After the battle, Warren's body was stripped of his clothing, his face repeatedly bayoneted and then buried in a shallow ditch by British forces. Captain Walter Laurie, who participated in the battles of Lexington and Concord, later wrote that he "stuffed the scoundrel with another rebel into one hole, and there he and his seditious principles may remain."
His face bayoneted beyond recognition, Revere recognized wiring he had placed, replacing his friend's missing tooth with a walrus' tooth. Some closure to the family of a most remarkable man.
Now that I am retired, sans the focus on the practice of dentistry which I have enjoyed for decades, sifting through a lifetime of memories is providing much pleasure. Reflecting on the many blessings of my life allows a congruous timeline that brings my beautiful mother to top of mind. I am sure glad my father knew what a woman was and vice-versa. Whew!

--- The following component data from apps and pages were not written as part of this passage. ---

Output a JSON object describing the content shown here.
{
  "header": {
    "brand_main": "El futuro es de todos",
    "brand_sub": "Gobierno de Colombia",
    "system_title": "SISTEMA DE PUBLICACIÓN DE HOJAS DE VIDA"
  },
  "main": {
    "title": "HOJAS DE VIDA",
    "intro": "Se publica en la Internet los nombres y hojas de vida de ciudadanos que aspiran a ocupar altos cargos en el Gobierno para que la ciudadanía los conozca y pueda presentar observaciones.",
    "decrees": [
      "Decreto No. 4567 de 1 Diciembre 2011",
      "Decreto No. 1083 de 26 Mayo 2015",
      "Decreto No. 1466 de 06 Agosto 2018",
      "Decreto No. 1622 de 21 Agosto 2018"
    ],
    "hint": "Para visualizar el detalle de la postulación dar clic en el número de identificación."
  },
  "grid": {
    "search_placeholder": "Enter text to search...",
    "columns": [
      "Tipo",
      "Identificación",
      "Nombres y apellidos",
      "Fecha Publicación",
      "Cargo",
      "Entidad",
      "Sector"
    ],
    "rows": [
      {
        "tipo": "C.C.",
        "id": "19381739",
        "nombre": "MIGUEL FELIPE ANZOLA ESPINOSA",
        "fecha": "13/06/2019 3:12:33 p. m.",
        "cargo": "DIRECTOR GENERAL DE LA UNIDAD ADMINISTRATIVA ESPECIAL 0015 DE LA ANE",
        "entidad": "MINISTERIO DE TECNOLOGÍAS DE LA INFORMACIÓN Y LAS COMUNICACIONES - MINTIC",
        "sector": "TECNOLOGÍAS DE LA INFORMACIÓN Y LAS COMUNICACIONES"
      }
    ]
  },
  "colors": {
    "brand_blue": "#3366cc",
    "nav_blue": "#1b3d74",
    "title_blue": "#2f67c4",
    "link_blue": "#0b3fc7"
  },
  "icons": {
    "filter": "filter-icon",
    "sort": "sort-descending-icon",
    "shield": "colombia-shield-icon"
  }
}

There are few things that are absolutely free and can be revisited so many times, again, without cost. What a deal. Digging out those embedded memories are facilitated with the Wayback Machine; Mr. Peabody has got it going on...
Decades since I have used the Wayback Machine on a regular basis, the need now exists for revisiting this incredible feat of physics. Violating Newton's calculations that time travel could not happen - that darn light speed..., the Wayback Machine is an anachronism that frequently finds me as a passenger.
As a kid, the "funny papers" were a much-loved feature of our newspaper. On Sundays, they were also colorful. Beloved characters such as Charlie Brown or Beetle Bailey (being an Army brat, I particularly looked forward to this cartoon strip. It was forerunner of the TV version: Gomer Pyle, USMC.) were known by millions. Thanks, Charles Schulz.